Building the Social System for High Performance

Whenever you see an organisation doing something consistently well, you can be sure that there is an effective social system behind it. The social system is made up of both a hard and a soft landscape. The hard landscape is that of meetings, information flows and decision making processes. The soft landscape is to do with behaviours, attitudes, values, respect and commitment.

Effective managers recognise their role in developing both the hard and soft landscapes of the social system – but recognise that it is the soft landscape – the way people and teams work together that really drives culture and performance.

When trying to initiate change, less effective managers work on the hard landscape. They change the organisational structure, replace key people or alter what is measured and rewarded. While such changes maybe necessary, they are NEVER sufficient.

It is the interactions between people that need to be changed, the information flows and the decision making processes. If people are not having the right discussions or behaving in ways that drive values and performance then the managers’ job is to influence them to adopt different ‘value creating’ behaviours.

In most cases this can be done using feedback. In other cases it may require more concerted efforts at coaching for the desired behaviours.

Recognising and shaping the behaviours that drive values and performance is the hallmark of an outstanding manager.

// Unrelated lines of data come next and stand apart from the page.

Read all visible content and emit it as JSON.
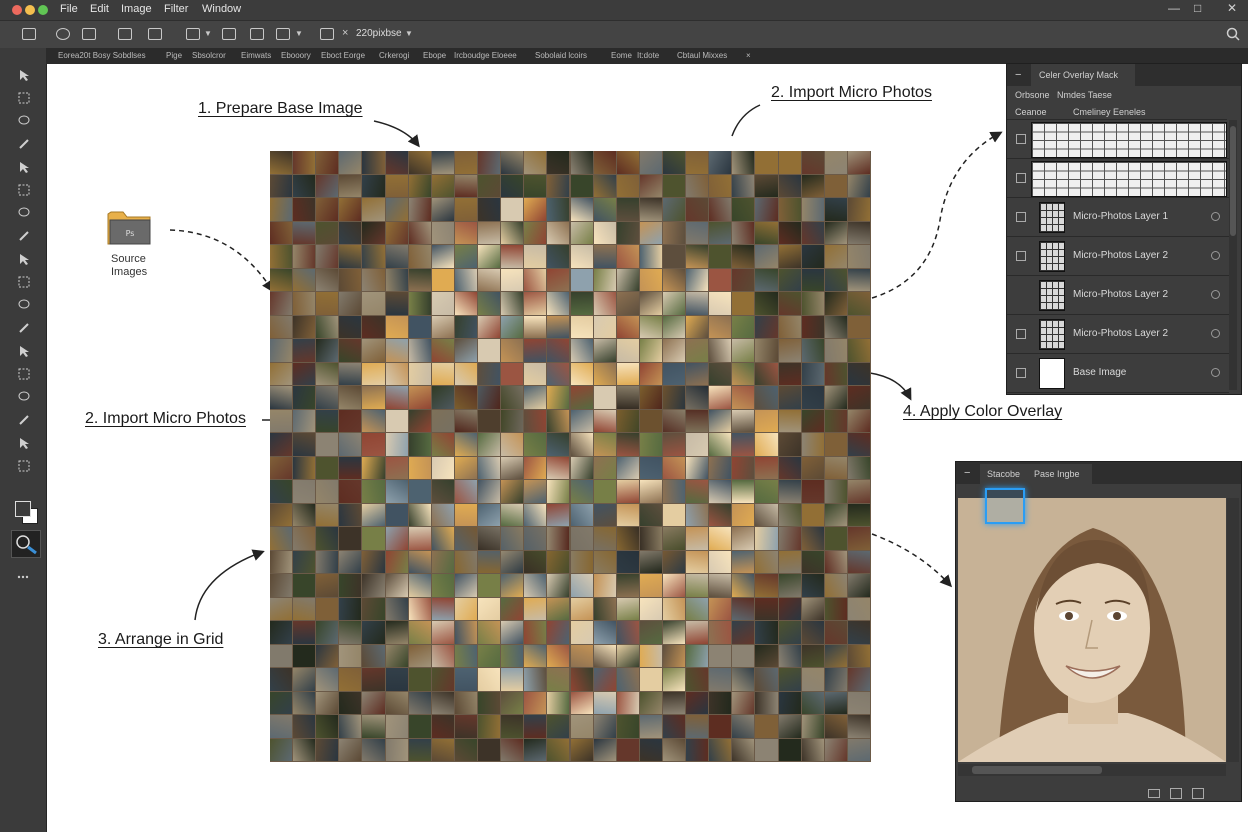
{
  "menubar": {
    "traffic_colors": [
      "#ed6a5e",
      "#f5bf4f",
      "#61c554"
    ],
    "items": [
      "File",
      "Edit",
      "Image",
      "Filter",
      "Window"
    ],
    "window_controls": {
      "minimize": "—",
      "maximize": "□",
      "close": "✕"
    }
  },
  "optionsbar": {
    "zoom_label": "220pixbse",
    "close_glyph": "×",
    "search_icon": "search-icon"
  },
  "tabs": [
    "Eorea20t Bosy Sobdlses",
    "Pige",
    "Sbsolcror",
    "Eimwats",
    "Ebooory",
    "Eboct Eorge",
    "Crkerogi",
    "Ebope",
    "Ircboudge Eloeee",
    "Sobolaid lcoirs",
    "Eome",
    "It:dote",
    "Cbtaul Mixxes"
  ],
  "callouts": {
    "prepare": "1. Prepare Base Image",
    "import_top": "2. Import Micro Photos",
    "import_left": "2. Import Micro Photos",
    "arrange": "3. Arrange in Grid",
    "overlay": "4. Apply Color Overlay"
  },
  "source": {
    "folder_line1": "Source",
    "folder_line2": "Images",
    "folder_color": "#e8b04a"
  },
  "layers_panel": {
    "title": "Celer Overlay Mack",
    "subtabs": [
      "Orbsone",
      "Nmdes Taese"
    ],
    "subheader": [
      "Ceanoe",
      "Cmeliney Eeneles"
    ],
    "layers": [
      {
        "name": "",
        "thumb": "grid"
      },
      {
        "name": "",
        "thumb": "grid"
      },
      {
        "name": "Micro-Photos Layer 1",
        "thumb": "mini"
      },
      {
        "name": "Micro-Photos Layer 2",
        "thumb": "mini"
      },
      {
        "name": "Micro-Photos Layer 2",
        "thumb": "mini"
      },
      {
        "name": "Micro-Photos Layer 2",
        "thumb": "mini"
      },
      {
        "name": "Base Image",
        "thumb": "white"
      }
    ]
  },
  "preview_panel": {
    "tabs": [
      "Stacobe",
      "Pase Ingbe"
    ],
    "sepia_color": "#c4ae92",
    "selection_color": "#2a9df4"
  }
}
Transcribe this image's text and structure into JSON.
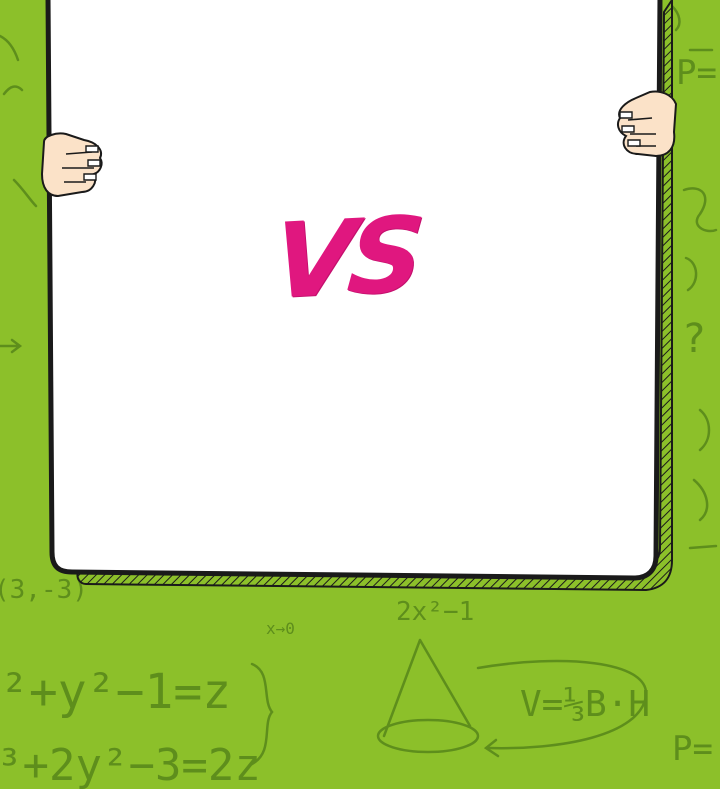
{
  "board": {
    "label": "VS"
  },
  "colors": {
    "background": "#8cc02a",
    "board": "#ffffff",
    "outline": "#1a1a1a",
    "accent": "#e0177f",
    "scribble": "#5e8e1c",
    "skin": "#fbe2c8"
  },
  "doodles": {
    "equation_1": "²+y²−1=z",
    "equation_2": "³+2y²−3=2z",
    "equation_3": "2x²−1",
    "equation_4": "V=⅓B·H",
    "limit_label": "x→0",
    "point_label": "(3,-3)",
    "pressure_label": "P=",
    "pressure_label_2": "P=",
    "question_mark": "?"
  }
}
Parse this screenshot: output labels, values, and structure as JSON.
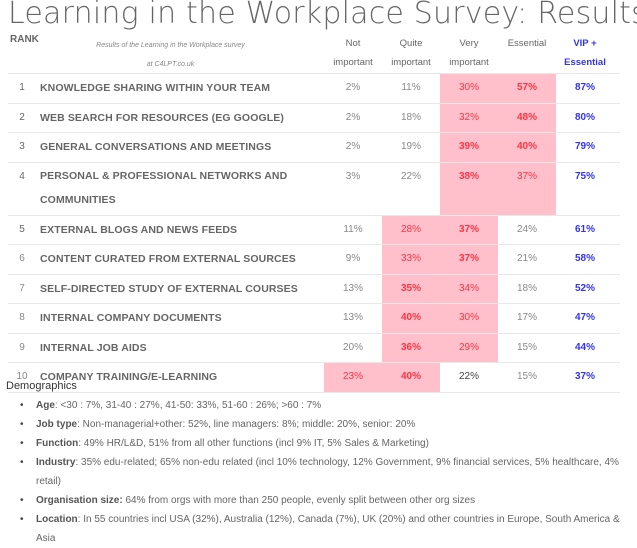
{
  "title": "Learning in the Workplace Survey: Results",
  "header": {
    "rank": "RANK",
    "subtitle_line1": "Results of the Learning in the Workplace survey",
    "subtitle_line2": "at C4LPT.co.uk",
    "columns": [
      {
        "line1": "Not",
        "line2": "important"
      },
      {
        "line1": "Quite",
        "line2": "important"
      },
      {
        "line1": "Very",
        "line2": "important"
      },
      {
        "line1": "Essential",
        "line2": ""
      },
      {
        "line1": "VIP +",
        "line2": "Essential"
      }
    ]
  },
  "colors": {
    "highlight_bg": "#ffc0cb",
    "highlight_text": "#ff3344",
    "vip_text": "#3333ee"
  },
  "rows": [
    {
      "rank": "1",
      "label": "KNOWLEDGE SHARING WITHIN YOUR TEAM",
      "not": "2%",
      "quite": "11%",
      "very": "30%",
      "essential": "57%",
      "vip": "87%"
    },
    {
      "rank": "2",
      "label": "WEB SEARCH FOR RESOURCES (EG GOOGLE)",
      "not": "2%",
      "quite": "18%",
      "very": "32%",
      "essential": "48%",
      "vip": "80%"
    },
    {
      "rank": "3",
      "label": "GENERAL CONVERSATIONS AND MEETINGS",
      "not": "2%",
      "quite": "19%",
      "very": "39%",
      "essential": "40%",
      "vip": "79%"
    },
    {
      "rank": "4",
      "label_line1": "PERSONAL & PROFESSIONAL NETWORKS AND",
      "label_line2": "COMMUNITIES",
      "not": "3%",
      "quite": "22%",
      "very": "38%",
      "essential": "37%",
      "vip": "75%"
    },
    {
      "rank": "5",
      "label": "EXTERNAL BLOGS AND NEWS FEEDS",
      "not": "11%",
      "quite": "28%",
      "very": "37%",
      "essential": "24%",
      "vip": "61%"
    },
    {
      "rank": "6",
      "label": "CONTENT CURATED FROM EXTERNAL SOURCES",
      "not": "9%",
      "quite": "33%",
      "very": "37%",
      "essential": "21%",
      "vip": "58%"
    },
    {
      "rank": "7",
      "label": "SELF-DIRECTED STUDY OF EXTERNAL COURSES",
      "not": "13%",
      "quite": "35%",
      "very": "34%",
      "essential": "18%",
      "vip": "52%"
    },
    {
      "rank": "8",
      "label": "INTERNAL COMPANY DOCUMENTS",
      "not": "13%",
      "quite": "40%",
      "very": "30%",
      "essential": "17%",
      "vip": "47%"
    },
    {
      "rank": "9",
      "label": "INTERNAL JOB AIDS",
      "not": "20%",
      "quite": "36%",
      "very": "29%",
      "essential": "15%",
      "vip": "44%"
    },
    {
      "rank": "10",
      "label": "COMPANY TRAINING/E-LEARNING",
      "not": "23%",
      "quite": "40%",
      "very": "22%",
      "essential": "15%",
      "vip": "37%"
    }
  ],
  "demographics": {
    "heading": "Demographics",
    "items": [
      {
        "key": "Age",
        "sep": ":",
        "text": " <30 : 7%, 31-40 : 27%,  41-50: 33%, 51-60 : 26%; >60 : 7%"
      },
      {
        "key": "Job type",
        "sep": ":",
        "text": " Non-managerial+other: 52%, line managers: 8%; middle: 20%, senior: 20%"
      },
      {
        "key": "Function",
        "sep": ":",
        "text": " 49% HR/L&D, 51% from all other functions (incl 9% IT, 5% Sales & Marketing)"
      },
      {
        "key": "Industry",
        "sep": ":",
        "text": " 35% edu-related; 65% non-edu related (incl 10% technology, 12% Government, 9% financial services, 5% healthcare, 4% retail)"
      },
      {
        "key": "Organisation size:",
        "sep": "",
        "text": " 64% from orgs with more than 250 people, evenly split between other org sizes"
      },
      {
        "key": "Location",
        "sep": ":",
        "text": " In 55 countries incl USA (32%), Australia (12%), Canada (7%), UK (20%) and other countries in Europe, South America & Asia"
      }
    ]
  }
}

The social system changes and enables the organisation to perform consistently well because managers use mechanisms that ensure that the right conversations happen consistently and frequently. These conversations improve the quality of decision making and encourage behaviours in people’s every day work to accomplish the elusive goal of culture change.